- Kawasaki-Meguro 250 SG 1964–1969. The last model sold with the brand name of Meguro. Inspired the Kawasaki Estrella model.
Influence on Kawasaki retro models
In 1999 Kawasaki launched the W650 675 cc parallel twin retro style motorcycle inspired by the W2 and a 250 cc single cylinder four stroke Estrella inspired by an early Meguro model. Kawasaki discontinued the W650 in 2007 but replaced it in 2011 with an enlarged version, the 775cc W800.
- Walneck's Classic Cycle Trader. July 2004 Dominion Enterprises
- "Megro Z97 Motorcycle". 240 Landmarks of Japanese Automotive Technology. Society of Automotive Engineers of Japan, Inc. Retrieved 11 August 2013.
This model was manufactured as the first luxury-class medium-sized motorcycle for personal use in Japan, and approximately 850 units were sold.
- Popular Mechanics, Feb 1953
- Pictorial History of Japanese Motorcycles. Cornelis Vandenheuvel. MBI Publishing Company, 18 July 1997
- Edward Turner: The Man Behind the Motorcycles. Jeff Clew. Veloce Publishing Ltd, 1 February 2007
- Mick Walker's Japanese Grand Prix Racing Motorcycle. Mick Walker. Redline Books, 1 November 2002
- Japanese Production Racing Motorcycles. Mick Walker. Redline Books, 15 September 2004
- Japan's Motorcycle Wars: An Industry History. Jeffrey W. Alexander. UBC Press, 31 January 2009
- The Guinness book of motorcycling facts and feats. L.J.K. Setright Guinness Superlatives, 1979
- Economic Tsunami: China's Car Industry Will Sweep Away Western Car Makers. Kevin James Baker. Rosenberg Publishing, 2007
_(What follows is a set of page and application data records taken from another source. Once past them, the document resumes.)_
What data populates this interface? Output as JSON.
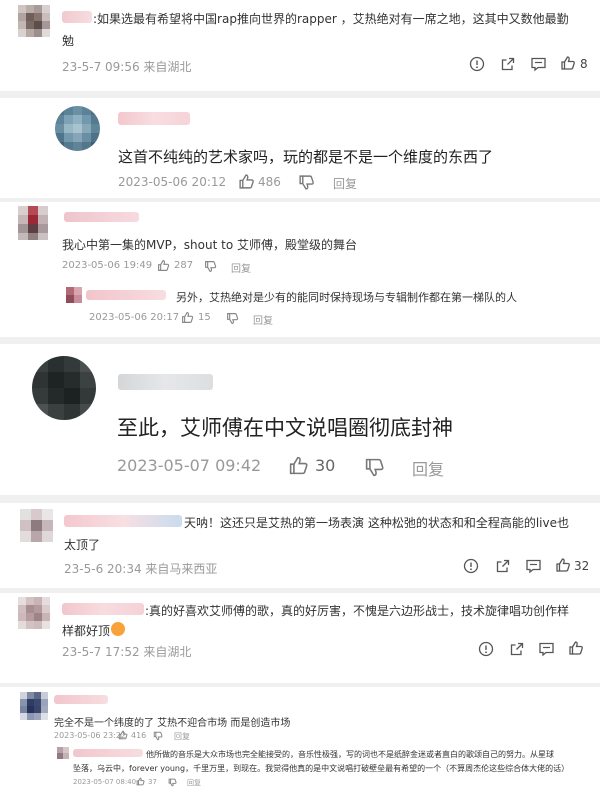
{
  "p1": {
    "text": ":如果选最有希望将中国rap推向世界的rapper ，艾热绝对有一席之地，这其中又数他最勤",
    "text2": "勉",
    "meta": "23-5-7 09:56 来自湖北",
    "likes": "8"
  },
  "p2": {
    "text": "这首不纯纯的艺术家吗，玩的都是不是一个维度的东西了",
    "date": "2023-05-06 20:12",
    "likes": "486",
    "reply": "回复"
  },
  "p3": {
    "text": "我心中第一集的MVP，shout to 艾师傅，殿堂级的舞台",
    "date": "2023-05-06 19:49",
    "likes": "287",
    "reply": "回复",
    "sub_text": "另外，艾热绝对是少有的能同时保持现场与专辑制作都在第一梯队的人",
    "sub_date": "2023-05-06 20:17",
    "sub_likes": "15",
    "sub_reply": "回复"
  },
  "p4": {
    "text": "至此，艾师傅在中文说唱圈彻底封神",
    "date": "2023-05-07 09:42",
    "likes": "30",
    "reply": "回复"
  },
  "p5": {
    "text": "天呐！这还只是艾热的第一场表演 这种松弛的状态和和全程高能的live也",
    "text2": "太顶了",
    "meta": "23-5-6 20:34 来自马来西亚",
    "likes": "32"
  },
  "p6": {
    "text": ":真的好喜欢艾师傅的歌，真的好厉害，不愧是六边形战士，技术旋律唱功创作样",
    "text2": "样都好顶",
    "meta": "23-5-7 17:52 来自湖北",
    "likes": ""
  },
  "p7": {
    "text": "完全不是一个纬度的了 艾热不迎合市场 而是创造市场",
    "date": "2023-05-06 23:22",
    "likes": "416",
    "reply": "回复",
    "sub_text": "他所做的音乐是大众市场也完全能接受的，音乐性极强，写的词也不是纸醉金迷或者直白的歌颂自己的努力。从星球",
    "sub_text2": "坠落，乌云中，forever young，千里万里，到现在。我觉得他真的是中文说唱打破壁垒最有希望的一个（不算周杰伦这些综合体大佬的话）",
    "sub_date": "2023-05-07 08:40",
    "sub_likes": "37",
    "sub_reply": "回复"
  },
  "colors": {
    "meta": "#999999",
    "text": "#333333",
    "separator": "#f0f0f0",
    "orange": "#f9a23a"
  }
}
- The Kawasaki Triples Bible: All Road Models 1968-1980, Plus H1r and H2r Racers in Profile. Alastair Walker. Veloce Publishing Ltd, 15 January 2011